A few years ago he began to incorporate discussions on women in computing into his lectures to expose first-year students to the related issues, and generate early awareness. He typically spends a few minutes at the beginning of lectures every week talking about an aspect of one of the issues, and what students can do about it.
“If we want the atmosphere in UW CS to be welcoming to women, we have to convince men to adopt the attitudes and behaviours that will foster that. If first-year students aren’t exposed to these issues, they will pick up their cultural cues from senior students; this is how cultural values persist. First year is a point of considerable change for students. It’s a natural point to try to suggest changes that lead to a more positive culture,” Ragde told me.
Because Ragde has so much experience teaching the advanced classes, where competition is more intense, he has seen the first-year problem first-hand. He said that because students typically have varying levels of experience in computer science when they start first year (as opposed to math, where it is comparatively uniform) the indicators of their ability are more obscured. This, in addition to the tendency of students to self-aggrandize, bluff, and assert dominance, leads to an inflated feeling of inferiority among those who seem to struggle out of the gate.
The computer science faculty is aware of this issue, and has designed first-year courses to level the playing field as much as possible — they teach programming languages that are not commonly taught in high schools, require a lower-level knowledge of computer science, and focus on theory over application. “The focus is on getting students to stick with it for the few years until they catch up — don’t quit because you think you’re not qualified, because you are,” Atlee told me.
A quick return to the numbers: things are getting better
At least at Waterloo they are. You may remember from Part 1 that female enrolment has increased by 70 per cent from 2006 to 2013 compared to a 30 per cent increase in male enrolment. It also appears as though initiatives like Ragde’s, and the work that WiCS has done with the help of the faculty, has paid off.
One would expect, given the adversity that women face once they enter university computer science, that the statistics would show declining numbers of female students as each cohort moves on to their succeeding year of study.
Surprisingly, however, there is no clear indication of this trend in the UW enrolment numbers. In fact, between first and second year, the number of female students in CS has actually increased in every cohort since the 2009 class. This growth, however, does not extend to third and fourth year. Nonetheless, the number of female CS students who completed their degree has been greater than the number that started four or five years earlier (depending on co-op) for the past two graduating years. This does not mean women aren’t changing programs, switching schools, or dropping out; it simply means that for every woman who did, more entered the program.
While there is no quantitative data on why women are entering the program after first year, stories like Holly Xu’s (which you can read on the WiCS blog), who switched into computer science from math and chartered professional accountancy, shed some light on possible motivations.
Beyond acting as an indicator of improvement, rising interest in computing from women has a positive feedback effect that amplifies progress. “If you have enough women in the environment, it changes the culture … men behave differently when women are around too … so there is such a thing as a critical mass, and if you rise above that critical mass then the underrepresented group has more influence on decision-making and the culture,” Atlee explained.

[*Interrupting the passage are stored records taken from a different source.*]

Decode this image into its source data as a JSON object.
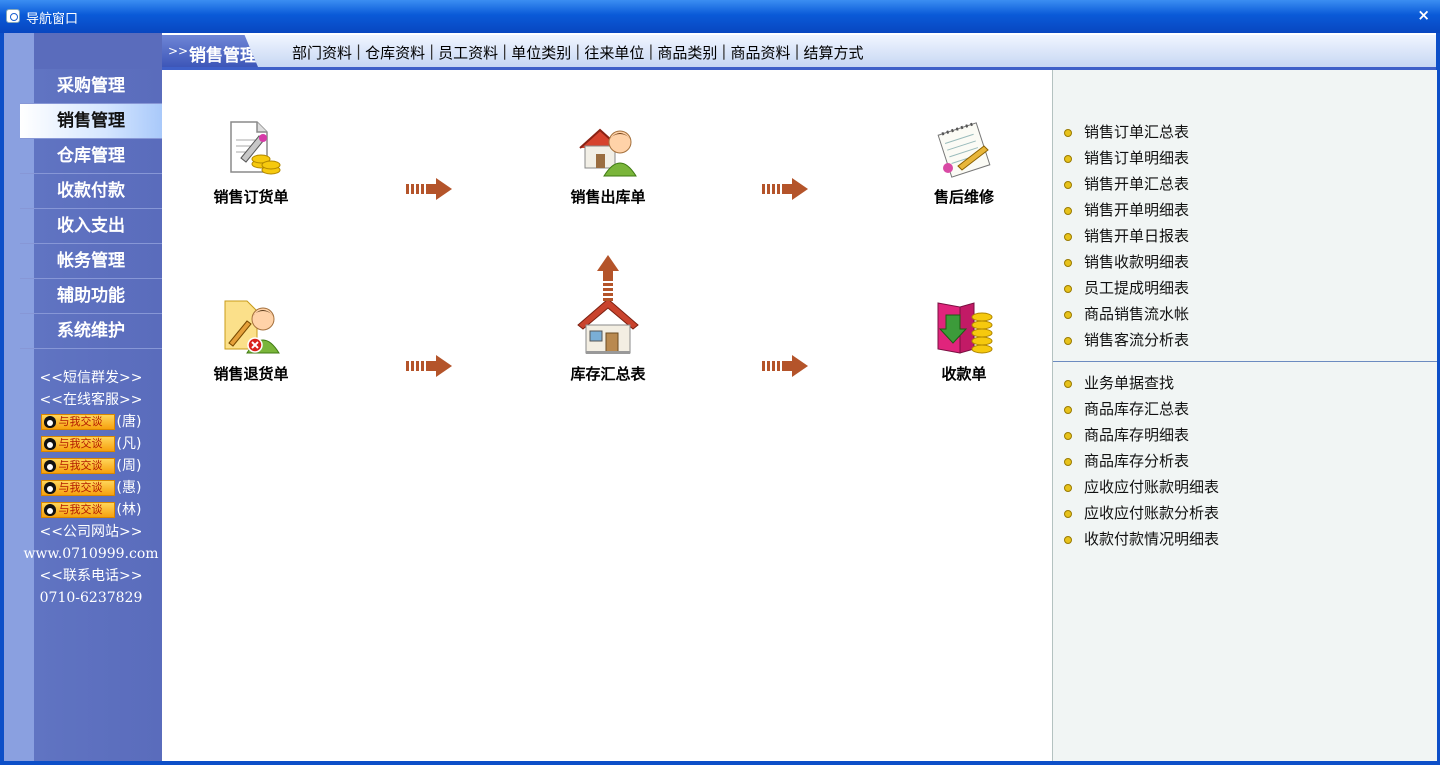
{
  "window": {
    "title": "导航窗口",
    "close_glyph": "×"
  },
  "sidebar": {
    "menu": [
      "采购管理",
      "销售管理",
      "仓库管理",
      "收款付款",
      "收入支出",
      "帐务管理",
      "辅助功能",
      "系统维护"
    ],
    "active_index": 1,
    "links": {
      "sms": "<<短信群发>>",
      "service": "<<在线客服>>",
      "qq_label": "与我交谈",
      "qq_contacts": [
        "(唐)",
        "(凡)",
        "(周)",
        "(惠)",
        "(林)"
      ],
      "site_title": "<<公司网站>>",
      "site_url": "www.0710999.com",
      "phone_title": "<<联系电话>>",
      "phone": "0710-6237829"
    }
  },
  "topbar": {
    "arrow": ">>",
    "section": "销售管理",
    "quicklinks": [
      "部门资料",
      "仓库资料",
      "员工资料",
      "单位类别",
      "往来单位",
      "商品类别",
      "商品资料",
      "结算方式"
    ],
    "separator": "|"
  },
  "flow": {
    "nodes": {
      "sales_order": {
        "label": "销售订货单",
        "icon": "document-coins-icon"
      },
      "sales_outbound": {
        "label": "销售出库单",
        "icon": "user-house-icon"
      },
      "after_sales": {
        "label": "售后维修",
        "icon": "notepad-icon"
      },
      "sales_return": {
        "label": "销售退货单",
        "icon": "user-return-icon"
      },
      "stock_summary": {
        "label": "库存汇总表",
        "icon": "house-icon"
      },
      "receipt": {
        "label": "收款单",
        "icon": "book-coins-icon"
      }
    }
  },
  "reports": {
    "group1": [
      "销售订单汇总表",
      "销售订单明细表",
      "销售开单汇总表",
      "销售开单明细表",
      "销售开单日报表",
      "销售收款明细表",
      "员工提成明细表",
      "商品销售流水帐",
      "销售客流分析表"
    ],
    "group2": [
      "业务单据查找",
      "商品库存汇总表",
      "商品库存明细表",
      "商品库存分析表",
      "应收应付账款明细表",
      "应收应付账款分析表",
      "收款付款情况明细表"
    ]
  },
  "colors": {
    "title_bar": "#0a5ad8",
    "sidebar": "#5a6cbc",
    "accent_arrow": "#b4542a",
    "panel_bg": "#f1f5f4"
  }
}
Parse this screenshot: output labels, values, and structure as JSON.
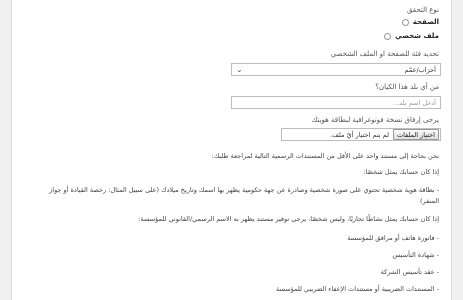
{
  "form": {
    "verification_type_label": "نوع التحقق",
    "radio_options": [
      "الصفحة",
      "ملف شخصي"
    ],
    "category_label": "تحديد فئة للصفحة او الملف الشخصي",
    "category_value": "أحزاب/عمّم",
    "country_label": "من أي بلد هذا الكيان؟",
    "country_placeholder": "أدخل اسم بلد...",
    "attach_label": "يرجى إرفاق نسخة فوتوغرافية لبطاقة هويتك",
    "file_button": "اختيار الملفات",
    "file_status": "لم يتم اختيار أيّ ملف."
  },
  "instructions": {
    "intro": "نحن بحاجة إلى مستند واحد على الأقل من المستندات الرسمية التالية لمراجعة طلبك:",
    "if_person": "إذا كان حسابك يمثل شخصًا:",
    "id_doc_line1": "- بطاقة هوية شخصية تحتوي على صورة شخصية وصادرة عن جهة حكومية يظهر بها اسمك وتاريخ ميلادك (على سبيل المثال: رخصة القيادة أو جواز",
    "id_doc_line2": "السفر)",
    "if_business": "إذا كان حسابك يمثل نشاطًا تجاريًا، وليس شخصًا، يرجى توفير مستند يظهر به الاسم الرسمي/القانوني للمؤسسة:",
    "business_docs": [
      "- فاتورة هاتف أو مرافق للمؤسسة",
      "- شهادة التأسيس",
      "- عقد تأسيس الشركة",
      "- المستندات الضريبية أو مستندات الإعفاء الضريبي للمؤسسة"
    ]
  }
}
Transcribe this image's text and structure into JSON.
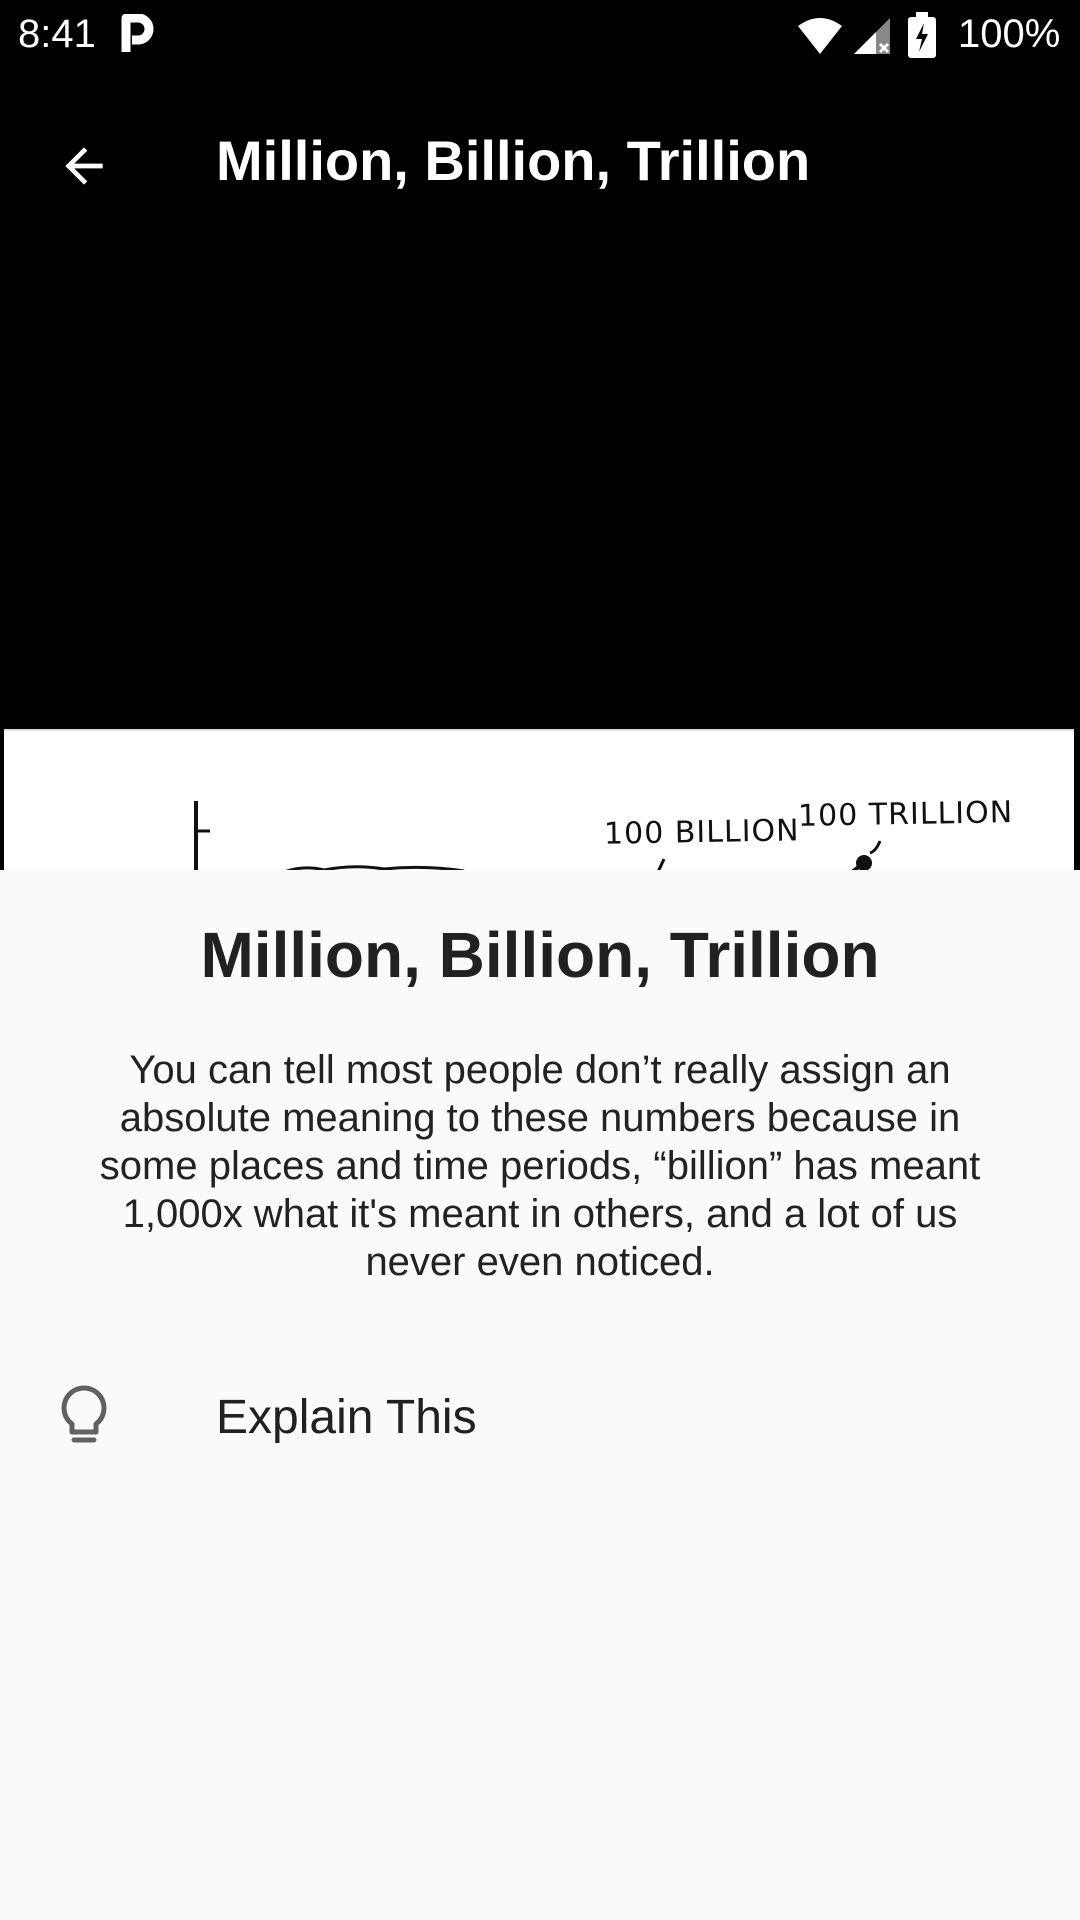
{
  "status_bar": {
    "time": "8:41",
    "battery_percent": "100%",
    "icons": [
      "parking-icon",
      "wifi-icon",
      "signal-icon",
      "battery-icon"
    ]
  },
  "toolbar": {
    "title": "Million, Billion, Trillion",
    "back_icon": "arrow-back-icon"
  },
  "comic": {
    "label_billion": "100 BILLION",
    "label_trillion": "100 TRILLION"
  },
  "sheet": {
    "title": "Million, Billion, Trillion",
    "description": "You can tell most people don’t really assign an absolute meaning to these numbers because in some places and time periods, “billion” has meant 1,000x what it's meant in others, and a lot of us never even noticed.",
    "explain_label": "Explain This",
    "explain_icon": "lightbulb-icon"
  },
  "colors": {
    "background_dark": "#000000",
    "sheet_background": "#fafafa",
    "text_primary": "#212121",
    "icon_gray": "#616161"
  }
}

The final part
In the final part of the series, Part 3b, if you will, I’m going to talk about what you can do based on a compilation of answers from all of the women I’ve talked to. The second part will be available online in the coming weeks.